Brief:
The pictures in the data below are to be omitted; all else must be duplicated exactly.

[Data entries]
>>>

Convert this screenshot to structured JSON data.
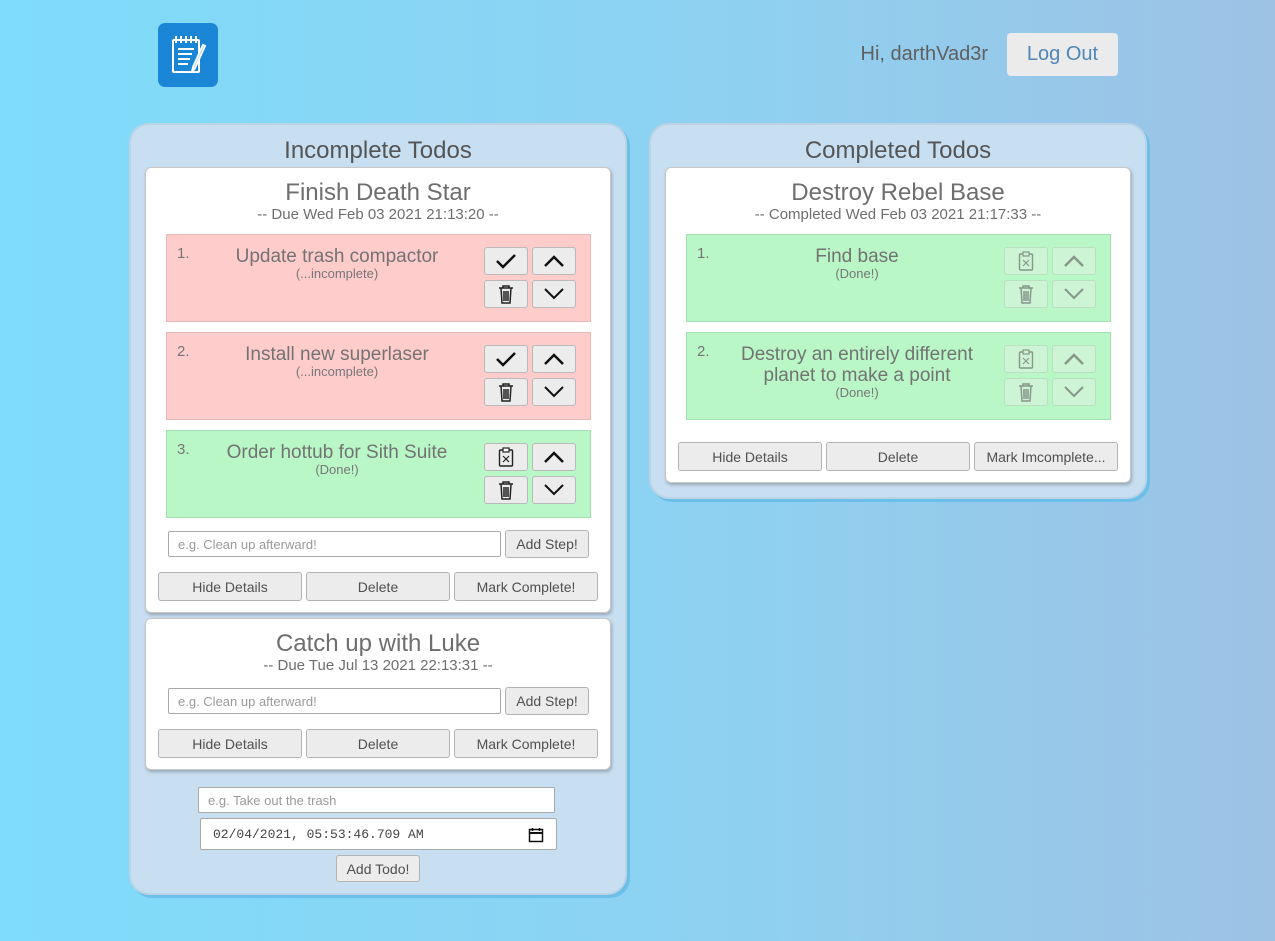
{
  "header": {
    "logo_icon": "notepad-pencil-icon",
    "greeting": "Hi, darthVad3r",
    "logout_label": "Log Out"
  },
  "incomplete": {
    "title": "Incomplete Todos",
    "todos": [
      {
        "title": "Finish Death Star",
        "subtitle": "-- Due Wed Feb 03 2021 21:13:20 --",
        "steps": [
          {
            "num": "1.",
            "title": "Update trash compactor",
            "status": "(...incomplete)",
            "state": "incomplete"
          },
          {
            "num": "2.",
            "title": "Install new superlaser",
            "status": "(...incomplete)",
            "state": "incomplete"
          },
          {
            "num": "3.",
            "title": "Order hottub for Sith Suite",
            "status": "(Done!)",
            "state": "done"
          }
        ],
        "step_placeholder": "e.g. Clean up afterward!",
        "add_step_label": "Add Step!",
        "hide_label": "Hide Details",
        "delete_label": "Delete",
        "mark_label": "Mark Complete!"
      },
      {
        "title": "Catch up with Luke",
        "subtitle": "-- Due Tue Jul 13 2021 22:13:31 --",
        "steps": [],
        "step_placeholder": "e.g. Clean up afterward!",
        "add_step_label": "Add Step!",
        "hide_label": "Hide Details",
        "delete_label": "Delete",
        "mark_label": "Mark Complete!"
      }
    ],
    "new_todo": {
      "placeholder": "e.g. Take out the trash",
      "date_value": "02/04/2021, 05:53:46.709 AM",
      "add_label": "Add Todo!"
    }
  },
  "completed": {
    "title": "Completed Todos",
    "todos": [
      {
        "title": "Destroy Rebel Base",
        "subtitle": "-- Completed Wed Feb 03 2021 21:17:33 --",
        "steps": [
          {
            "num": "1.",
            "title": "Find base",
            "status": "(Done!)",
            "state": "done"
          },
          {
            "num": "2.",
            "title": "Destroy an entirely different planet to make a point",
            "status": "(Done!)",
            "state": "done"
          }
        ],
        "hide_label": "Hide Details",
        "delete_label": "Delete",
        "mark_label": "Mark Imcomplete..."
      }
    ]
  },
  "colors": {
    "incomplete_step": "#ffcccc",
    "done_step": "#b9f7c6",
    "panel": "#c7dff1",
    "logo": "#1b86d6"
  }
}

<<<

Result:
Convert this screenshot to structured JSON data.
{
  "header": {
    "logo_icon": "notepad-pencil-icon",
    "greeting": "Hi, darthVad3r",
    "logout_label": "Log Out"
  },
  "incomplete": {
    "title": "Incomplete Todos",
    "todos": [
      {
        "title": "Finish Death Star",
        "subtitle": "-- Due Wed Feb 03 2021 21:13:20 --",
        "steps": [
          {
            "num": "1.",
            "title": "Update trash compactor",
            "status": "(...incomplete)",
            "state": "incomplete"
          },
          {
            "num": "2.",
            "title": "Install new superlaser",
            "status": "(...incomplete)",
            "state": "incomplete"
          },
          {
            "num": "3.",
            "title": "Order hottub for Sith Suite",
            "status": "(Done!)",
            "state": "done"
          }
        ],
        "step_placeholder": "e.g. Clean up afterward!",
        "add_step_label": "Add Step!",
        "hide_label": "Hide Details",
        "delete_label": "Delete",
        "mark_label": "Mark Complete!"
      },
      {
        "title": "Catch up with Luke",
        "subtitle": "-- Due Tue Jul 13 2021 22:13:31 --",
        "steps": [],
        "step_placeholder": "e.g. Clean up afterward!",
        "add_step_label": "Add Step!",
        "hide_label": "Hide Details",
        "delete_label": "Delete",
        "mark_label": "Mark Complete!"
      }
    ],
    "new_todo": {
      "placeholder": "e.g. Take out the trash",
      "date_value": "02/04/2021, 05:53:46.709 AM",
      "add_label": "Add Todo!"
    }
  },
  "completed": {
    "title": "Completed Todos",
    "todos": [
      {
        "title": "Destroy Rebel Base",
        "subtitle": "-- Completed Wed Feb 03 2021 21:17:33 --",
        "steps": [
          {
            "num": "1.",
            "title": "Find base",
            "status": "(Done!)",
            "state": "done"
          },
          {
            "num": "2.",
            "title": "Destroy an entirely different planet to make a point",
            "status": "(Done!)",
            "state": "done"
          }
        ],
        "hide_label": "Hide Details",
        "delete_label": "Delete",
        "mark_label": "Mark Imcomplete..."
      }
    ]
  },
  "colors": {
    "incomplete_step": "#ffcccc",
    "done_step": "#b9f7c6",
    "panel": "#c7dff1",
    "logo": "#1b86d6"
  }
}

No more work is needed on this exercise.